Stephens was a second-round NFL draft choice of the Cleveland Browns and the fifth overall selection in the AFL draft by the New York Titans. Both teams said that they wouldn’t use him as a quarterback and he never played a down in either league. The Canadian Football League (CFL) welcomed him as a quarterback, as the Montreal Alouettes offered a reported $25,000 signing bonus and a three-year contract at $30,000 per year.
After playing for the Alouettes in 1962 and 1963, he was claimed on waivers by the Toronto Argonauts in 1964. Upon leaving the CFL, Stephens tried out as a walk-on with the Minnesota Vikings. In his CFL career, he threw 22 touchdowns with 38 interceptions on 2,823 yards, while rushing for 487 yards on 88 carries and 8 touchdowns. He also caught 12 passes for 192 yards and a touchdown. He was also used as an occasional kicker, making 12 out of 19 extra points and 4 out of 8 field goals, with three punts for a 20-yard average. On September 20, 1964, he was involved in a near fatal accident.
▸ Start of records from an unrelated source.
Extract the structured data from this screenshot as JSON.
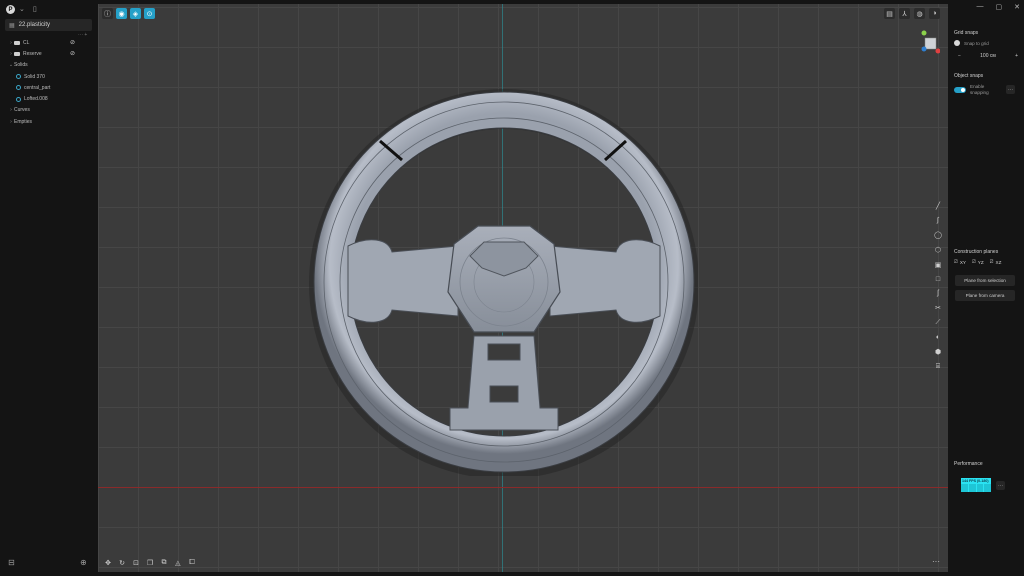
{
  "app": {
    "logo_letter": "P"
  },
  "file": {
    "name": "22.plasticity"
  },
  "tree": [
    {
      "kind": "group",
      "label": "CL"
    },
    {
      "kind": "group",
      "label": "Reserve"
    },
    {
      "kind": "section",
      "label": "Solids"
    },
    {
      "kind": "solid",
      "label": "Solid 370"
    },
    {
      "kind": "solid",
      "label": "central_part"
    },
    {
      "kind": "solid",
      "label": "Lofted.008"
    },
    {
      "kind": "section",
      "label": "Curves"
    },
    {
      "kind": "section",
      "label": "Empties"
    }
  ],
  "grid_snaps": {
    "title": "Grid snaps",
    "snap_label": "Snap to grid",
    "decrement": "−",
    "value": "100 см",
    "increment": "+"
  },
  "object_snaps": {
    "title": "Object snaps",
    "toggle_label": "Enable snapping",
    "more": "···"
  },
  "construction_planes": {
    "title": "Construction planes",
    "planes": [
      "XY",
      "YZ",
      "XZ"
    ],
    "from_selection": "Plane from selection",
    "from_camera": "Plane from camera"
  },
  "performance": {
    "title": "Performance",
    "fps": "144 FPS (0-180)",
    "more": "···"
  },
  "viewport": {
    "more": "···"
  },
  "colors": {
    "accent": "#25a0c8",
    "perf": "#2ae3f2",
    "axis_x": "#8a2a2a",
    "axis_y": "#2f7f86"
  },
  "icons": {
    "window": [
      "minimize-icon",
      "maximize-icon",
      "close-icon"
    ],
    "viewport_tools": [
      "line-icon",
      "curve-icon",
      "circle-icon",
      "polygon-icon",
      "box-icon",
      "rectangle-icon",
      "spiral-icon",
      "scissors-icon",
      "bridge-icon",
      "sphere-icon",
      "cube-icon",
      "cylinder-icon"
    ]
  }
}
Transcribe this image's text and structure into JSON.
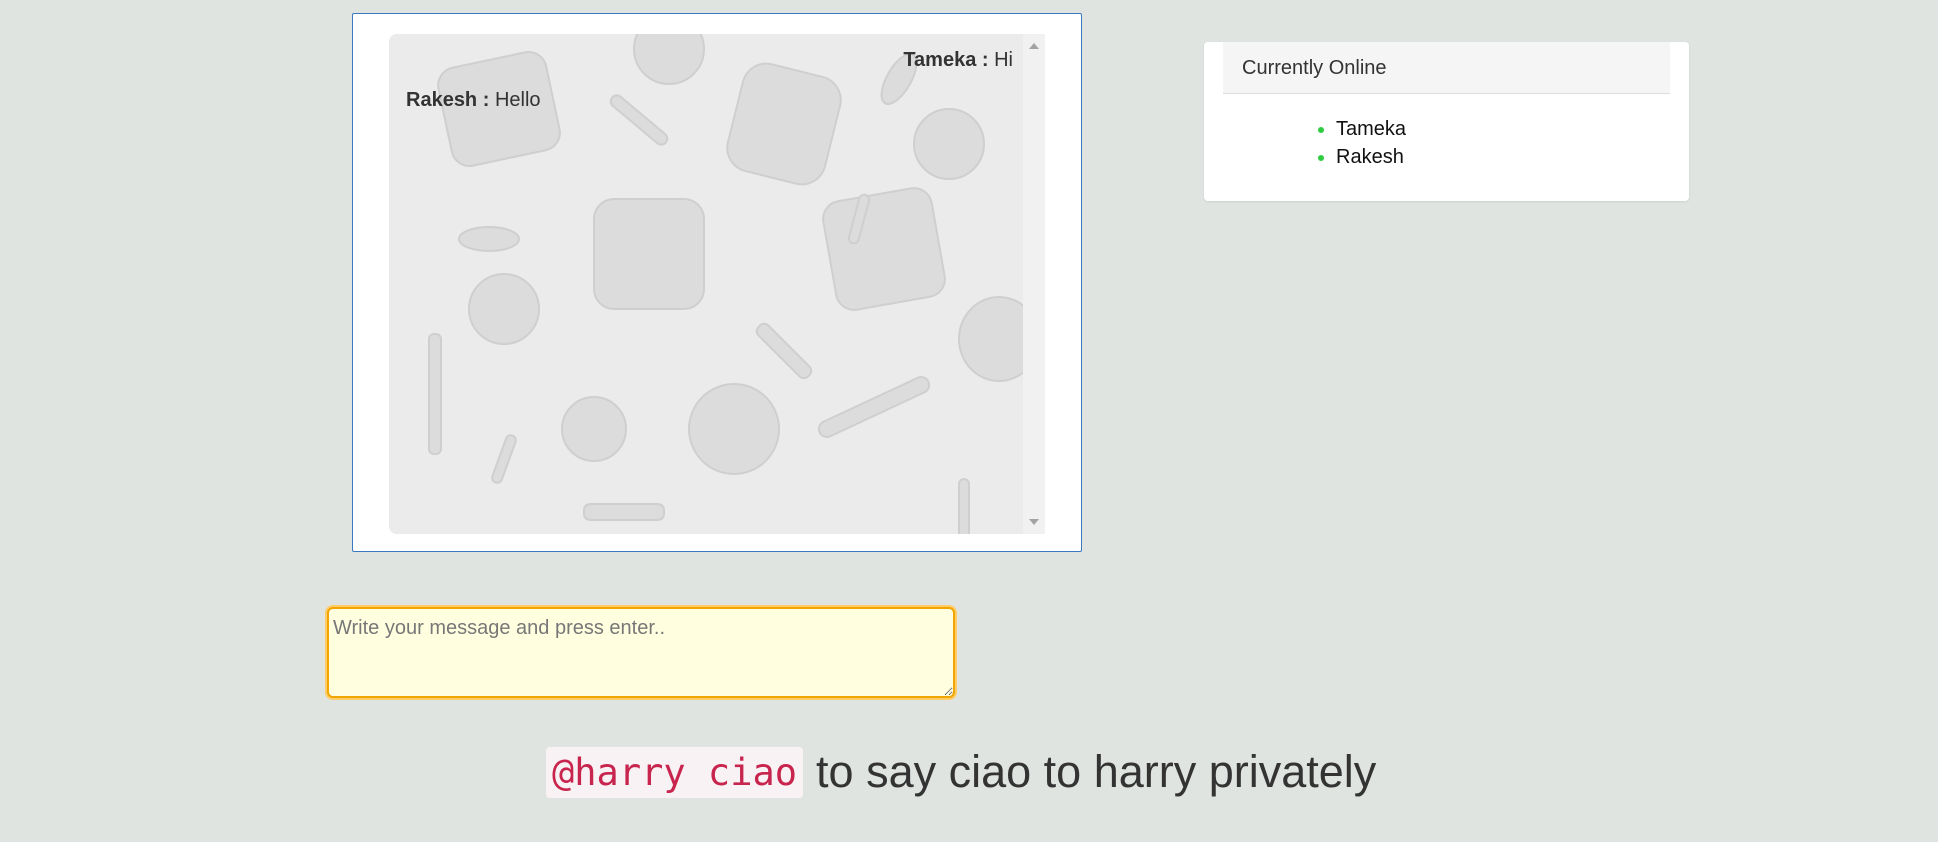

The car is which he was riding with Ted Dean, a Minnesota Vikings player, struck a tree in South Minneapolis. Two years after the accident Stephens signed with the Kansas City Chiefs as a fullback. He was willing to play any of the back positions and continued to dream of playing as a quarterback in the NFL, but to no avail. He ended his active football career in 1968.
Thirty years after he left football, Stephens was named to the University of Minnesota All Century Team, the Star Tribune 100 All-Century Top Sports Figures (No. 30), and awarded NCAA Legends status. He was inducted into the University of Minnesota Sports Hall of Fame, the Western Pennsylvania All Sports Hall of Fame and he was nominated for induction into the National and College Football Foundation Hall of Fame. One of his most coveted recognitions was his induction into the Rose Bowl Hall of Fame in 1997. On May 17, 2011, Stephens was voted into the College Football Hall of Fame as part of the 16-member Class of 2011. He is the 22nd Gopher to be elected into the College Football Hall of Fame and the fourth from the 1960 National Championship team.
↑"Patrick Reusse – Reusse: U's Sandy Stephens was ahead of his time". Star Tribune. December 6, 2011
↑"SANDY STEPHENS CRITICAL AFTER AUTO ACCIDENT". Associated Press, The Miami News September 21, 1964
↑[Sandy Stephens, 59, Gophers quarterback]. Associated Press, June 7, 2000
↑ALL-AMERICAN SANDY STEPHENS DIES AT AGE 59 University of Minnesota Sports Information Office, June 2000. Sanford "Sandy" Stephens, a former All-American quarterback for the University of Minnesota, died Wednesday morning of a heart attack.